I do. I was a near-sighted kid in a very small school in a very small, nondescript town in the South. Where I grew up we didn’t have a huge athletic anything. There weren’t three different schools — elementary, middle and high school. It was one big building that stemmed from a wealthy guy’s idea of a school back in the late 1870s. I don’t know all the history surrounding it but it was a nice school. Our lockers were just square cubby holes with no locks or doors on them.
We had a big gym where our always-losing basketball team would play bigger, better teams, but it was used for community functions as well. My mother and father met in that gym — they used it then for rollerskating.
For the most part, there were excellent teachers. Despite the “disadvantages,” I learned a lot from those teachers and figured out what my passion was.
We didn’t have several classes and choices like kids in larger schools had, but I turned out pretty good anyway. I think I had the same opportunities as anyone else and although I couldn’t wait to get away from that small-town closeness, as an adult I realize how growing up there gave me a true sense of community. My mother and her mother went to school there. The school isn’t a school anymore — it’s a community center or something like that now I think.

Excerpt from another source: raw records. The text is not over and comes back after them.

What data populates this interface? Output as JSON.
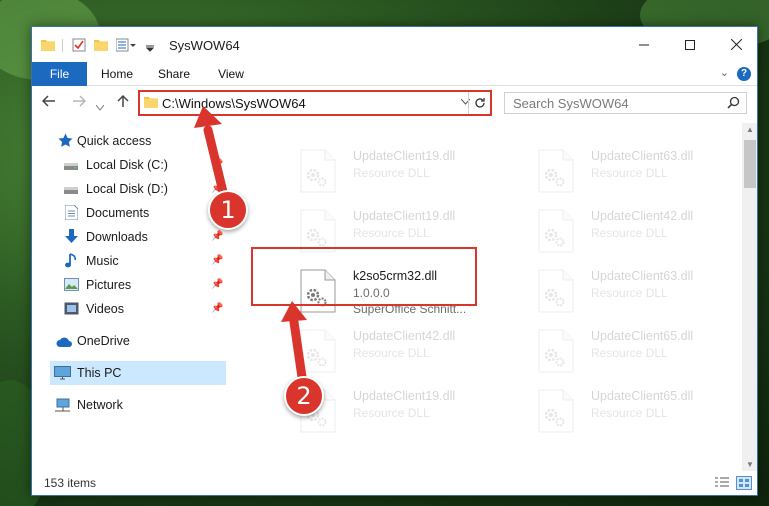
{
  "window": {
    "title": "SysWOW64"
  },
  "ribbon": {
    "tabs": [
      "File",
      "Home",
      "Share",
      "View"
    ]
  },
  "address": {
    "path": "C:\\Windows\\SysWOW64"
  },
  "search": {
    "placeholder": "Search SysWOW64"
  },
  "sidebar": {
    "items": [
      {
        "label": "Quick access",
        "icon": "star-icon",
        "pinned": false
      },
      {
        "label": "Local Disk (C:)",
        "icon": "drive-icon",
        "pinned": true
      },
      {
        "label": "Local Disk (D:)",
        "icon": "drive-icon",
        "pinned": true
      },
      {
        "label": "Documents",
        "icon": "documents-icon",
        "pinned": true
      },
      {
        "label": "Downloads",
        "icon": "downloads-icon",
        "pinned": true
      },
      {
        "label": "Music",
        "icon": "music-icon",
        "pinned": true
      },
      {
        "label": "Pictures",
        "icon": "pictures-icon",
        "pinned": true
      },
      {
        "label": "Videos",
        "icon": "videos-icon",
        "pinned": true
      },
      {
        "label": "OneDrive",
        "icon": "onedrive-icon",
        "pinned": false
      },
      {
        "label": "This PC",
        "icon": "this-pc-icon",
        "pinned": false,
        "selected": true
      },
      {
        "label": "Network",
        "icon": "network-icon",
        "pinned": false
      }
    ]
  },
  "files": {
    "left_column": [
      {
        "name": "UpdateClient19.dll",
        "type": "Resource DLL"
      },
      {
        "name": "UpdateClient19.dll",
        "type": "Resource DLL"
      },
      {
        "name": "k2so5crm32.dll",
        "version": "1.0.0.0",
        "company": "SuperOffice Schnitt...",
        "highlighted": true
      },
      {
        "name": "UpdateClient42.dll",
        "type": "Resource DLL"
      },
      {
        "name": "UpdateClient19.dll",
        "type": "Resource DLL"
      }
    ],
    "right_column": [
      {
        "name": "UpdateClient63.dll",
        "type": "Resource DLL"
      },
      {
        "name": "UpdateClient42.dll",
        "type": "Resource DLL"
      },
      {
        "name": "UpdateClient63.dll",
        "type": "Resource DLL"
      },
      {
        "name": "UpdateClient65.dll",
        "type": "Resource DLL"
      },
      {
        "name": "UpdateClient65.dll",
        "type": "Resource DLL"
      }
    ]
  },
  "status": {
    "item_count": "153 items"
  },
  "annotations": {
    "marker_1": "1",
    "marker_2": "2",
    "color": "#d9352c"
  },
  "colors": {
    "accent": "#1b6ac0",
    "selection": "#cce8ff",
    "annotation": "#d9352c"
  }
}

My First Goal
I was in the second grade and my teacher gave the students a challenge. Whoever read the most books would not only get a gold star up on a board next to their name, but pencils with gold stars and their name printed on them! This was right up my alley, as I’d read voraciously ever since I could make sense of words strung together into a story, a thought, a feeling. I set a goal that I wouldn’t just read more books than anyone else, I would read way more than anyone else. I really wanted those pencils and the recognition. I wanted it badly.
I drove my Mother crazy bringing home stacks of books everyday. When I ran out of ones that I could read all the way through on my own, I checked out more from the library that had bigger words. Words I didn’t know or understand. She’d spend whatever time she could (she had two other kids) and a house to run, but I’d cry in frustration when I couldn’t figure out a big word and what it meant. She was patient, making me sound out the words, then look them up in a dictionary. My memory of this is that it went on for weeks.
I read 300 books. I got my gold star up on the board and I got ten pencils with gold stars and my name printed on them. I didn’t trim those pencils and use them for a long time. It wasn’t just the “award” or recognition though — it was that feeling — you know the one — when you work really hard and you get what you set out to do. When you make a promise to yourself and you keep it. It’s that.
When Life Gets in the Way
I’ve accomplished other goals since then of course. I read a book about Nantucket when I was in the seventh grade (still in that tiny town) and after I read it, I thought to myself, I going to go there one day. I did, three times, once by myself. It was everything I dreamed it would be, idyllic, one of those places that lived up to the pretty brochures. Not every place does. Odd, though, it’s much like that small-town thing that I wanted to get away from so badly, with way more wealthier people in it and an ocean surrounding it, but still.
I guess the point to all this, is why do our goals become less important as we get older? We put them off (at least I’ve been doing that) because we have to do something else first. There’s always a reason and then ten years go by and you’re thinking, why I haven’t done this yet?
Maybe it’s the childlike wonder. When I set that goal as a child, it never occurred to me that I would fail. I pictured myself up there, the teacher handing me those pencils, her making a big production of putting a star up next to my name. Making the other kids clap. And me, all red-faced, proud and near-sighted feeling so good about myself. That’s pretty much the way it happened too.
I think that’s it. I’ve got a couple of goals now. So I’m going try to find that little second-grader in me again and ask her how she did it.
Happy Monday everyone and here’s to achieving those milestones that make you feel so good.